» **EXERCISE BRIEF**: Repeat the full listing exactly.

» **EXTRACTED DATA**:

┄┄┄┄┄┄┄┄┄┄┄┄┄┄┄┄┄┄┄┄

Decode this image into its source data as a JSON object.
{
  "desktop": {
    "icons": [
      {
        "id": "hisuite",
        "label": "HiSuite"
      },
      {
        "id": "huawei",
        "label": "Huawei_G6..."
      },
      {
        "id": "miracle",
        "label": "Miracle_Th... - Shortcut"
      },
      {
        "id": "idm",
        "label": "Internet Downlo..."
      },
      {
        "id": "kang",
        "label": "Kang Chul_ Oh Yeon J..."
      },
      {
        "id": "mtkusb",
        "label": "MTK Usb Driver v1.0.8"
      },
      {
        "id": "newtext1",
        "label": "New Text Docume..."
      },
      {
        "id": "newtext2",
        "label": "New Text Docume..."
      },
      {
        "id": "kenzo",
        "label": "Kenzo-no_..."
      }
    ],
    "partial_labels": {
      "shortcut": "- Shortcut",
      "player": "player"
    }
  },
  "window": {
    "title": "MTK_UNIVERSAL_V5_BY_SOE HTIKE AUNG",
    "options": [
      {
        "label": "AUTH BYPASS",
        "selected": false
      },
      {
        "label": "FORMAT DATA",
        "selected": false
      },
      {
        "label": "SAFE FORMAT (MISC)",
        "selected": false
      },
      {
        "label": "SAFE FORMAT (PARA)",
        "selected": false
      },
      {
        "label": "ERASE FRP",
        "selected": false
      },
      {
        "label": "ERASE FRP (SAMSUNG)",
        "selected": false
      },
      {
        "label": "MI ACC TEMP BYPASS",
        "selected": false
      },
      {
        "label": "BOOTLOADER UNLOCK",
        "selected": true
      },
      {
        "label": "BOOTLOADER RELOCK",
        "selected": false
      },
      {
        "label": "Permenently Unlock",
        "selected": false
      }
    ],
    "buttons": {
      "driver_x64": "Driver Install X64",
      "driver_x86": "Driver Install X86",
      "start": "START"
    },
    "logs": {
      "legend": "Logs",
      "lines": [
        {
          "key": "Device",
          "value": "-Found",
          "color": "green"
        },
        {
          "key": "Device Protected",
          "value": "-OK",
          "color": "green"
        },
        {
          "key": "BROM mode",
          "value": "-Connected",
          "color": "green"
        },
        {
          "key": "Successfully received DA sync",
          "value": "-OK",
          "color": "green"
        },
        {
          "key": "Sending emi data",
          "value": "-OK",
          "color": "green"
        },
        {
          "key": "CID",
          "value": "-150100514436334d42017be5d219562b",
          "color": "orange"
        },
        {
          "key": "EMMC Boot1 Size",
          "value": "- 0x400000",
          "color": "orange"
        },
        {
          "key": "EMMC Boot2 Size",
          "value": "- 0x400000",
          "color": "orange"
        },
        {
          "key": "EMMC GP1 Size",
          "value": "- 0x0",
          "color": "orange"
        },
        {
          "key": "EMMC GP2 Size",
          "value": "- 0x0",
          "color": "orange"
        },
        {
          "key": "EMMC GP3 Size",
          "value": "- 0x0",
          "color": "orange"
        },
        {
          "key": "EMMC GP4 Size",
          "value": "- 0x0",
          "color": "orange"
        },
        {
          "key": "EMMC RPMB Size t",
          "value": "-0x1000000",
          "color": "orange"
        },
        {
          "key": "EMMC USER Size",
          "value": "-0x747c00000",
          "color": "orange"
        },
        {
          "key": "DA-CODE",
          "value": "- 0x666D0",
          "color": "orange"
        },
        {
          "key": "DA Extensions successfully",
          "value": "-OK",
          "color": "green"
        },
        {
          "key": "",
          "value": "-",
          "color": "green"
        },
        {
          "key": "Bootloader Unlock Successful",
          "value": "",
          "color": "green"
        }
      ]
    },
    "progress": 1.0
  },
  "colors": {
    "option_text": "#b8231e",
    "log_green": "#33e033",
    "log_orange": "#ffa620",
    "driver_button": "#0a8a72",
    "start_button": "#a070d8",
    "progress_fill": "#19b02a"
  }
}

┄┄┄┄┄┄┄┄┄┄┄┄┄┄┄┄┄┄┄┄

» **COMPLETED EXERCISE**:
Decode this image into its source data as a JSON object.
{
  "desktop": {
    "icons": [
      {
        "id": "hisuite",
        "label": "HiSuite"
      },
      {
        "id": "huawei",
        "label": "Huawei_G6..."
      },
      {
        "id": "miracle",
        "label": "Miracle_Th... - Shortcut"
      },
      {
        "id": "idm",
        "label": "Internet Downlo..."
      },
      {
        "id": "kang",
        "label": "Kang Chul_ Oh Yeon J..."
      },
      {
        "id": "mtkusb",
        "label": "MTK Usb Driver v1.0.8"
      },
      {
        "id": "newtext1",
        "label": "New Text Docume..."
      },
      {
        "id": "newtext2",
        "label": "New Text Docume..."
      },
      {
        "id": "kenzo",
        "label": "Kenzo-no_..."
      }
    ],
    "partial_labels": {
      "shortcut": "- Shortcut",
      "player": "player"
    }
  },
  "window": {
    "title": "MTK_UNIVERSAL_V5_BY_SOE HTIKE AUNG",
    "options": [
      {
        "label": "AUTH BYPASS",
        "selected": false
      },
      {
        "label": "FORMAT DATA",
        "selected": false
      },
      {
        "label": "SAFE FORMAT (MISC)",
        "selected": false
      },
      {
        "label": "SAFE FORMAT (PARA)",
        "selected": false
      },
      {
        "label": "ERASE FRP",
        "selected": false
      },
      {
        "label": "ERASE FRP (SAMSUNG)",
        "selected": false
      },
      {
        "label": "MI ACC TEMP BYPASS",
        "selected": false
      },
      {
        "label": "BOOTLOADER UNLOCK",
        "selected": true
      },
      {
        "label": "BOOTLOADER RELOCK",
        "selected": false
      },
      {
        "label": "Permenently Unlock",
        "selected": false
      }
    ],
    "buttons": {
      "driver_x64": "Driver Install X64",
      "driver_x86": "Driver Install X86",
      "start": "START"
    },
    "logs": {
      "legend": "Logs",
      "lines": [
        {
          "key": "Device",
          "value": "-Found",
          "color": "green"
        },
        {
          "key": "Device Protected",
          "value": "-OK",
          "color": "green"
        },
        {
          "key": "BROM mode",
          "value": "-Connected",
          "color": "green"
        },
        {
          "key": "Successfully received DA sync",
          "value": "-OK",
          "color": "green"
        },
        {
          "key": "Sending emi data",
          "value": "-OK",
          "color": "green"
        },
        {
          "key": "CID",
          "value": "-150100514436334d42017be5d219562b",
          "color": "orange"
        },
        {
          "key": "EMMC Boot1 Size",
          "value": "- 0x400000",
          "color": "orange"
        },
        {
          "key": "EMMC Boot2 Size",
          "value": "- 0x400000",
          "color": "orange"
        },
        {
          "key": "EMMC GP1 Size",
          "value": "- 0x0",
          "color": "orange"
        },
        {
          "key": "EMMC GP2 Size",
          "value": "- 0x0",
          "color": "orange"
        },
        {
          "key": "EMMC GP3 Size",
          "value": "- 0x0",
          "color": "orange"
        },
        {
          "key": "EMMC GP4 Size",
          "value": "- 0x0",
          "color": "orange"
        },
        {
          "key": "EMMC RPMB Size t",
          "value": "-0x1000000",
          "color": "orange"
        },
        {
          "key": "EMMC USER Size",
          "value": "-0x747c00000",
          "color": "orange"
        },
        {
          "key": "DA-CODE",
          "value": "- 0x666D0",
          "color": "orange"
        },
        {
          "key": "DA Extensions successfully",
          "value": "-OK",
          "color": "green"
        },
        {
          "key": "",
          "value": "-",
          "color": "green"
        },
        {
          "key": "Bootloader Unlock Successful",
          "value": "",
          "color": "green"
        }
      ]
    },
    "progress": 1.0
  },
  "colors": {
    "option_text": "#b8231e",
    "log_green": "#33e033",
    "log_orange": "#ffa620",
    "driver_button": "#0a8a72",
    "start_button": "#a070d8",
    "progress_fill": "#19b02a"
  }
}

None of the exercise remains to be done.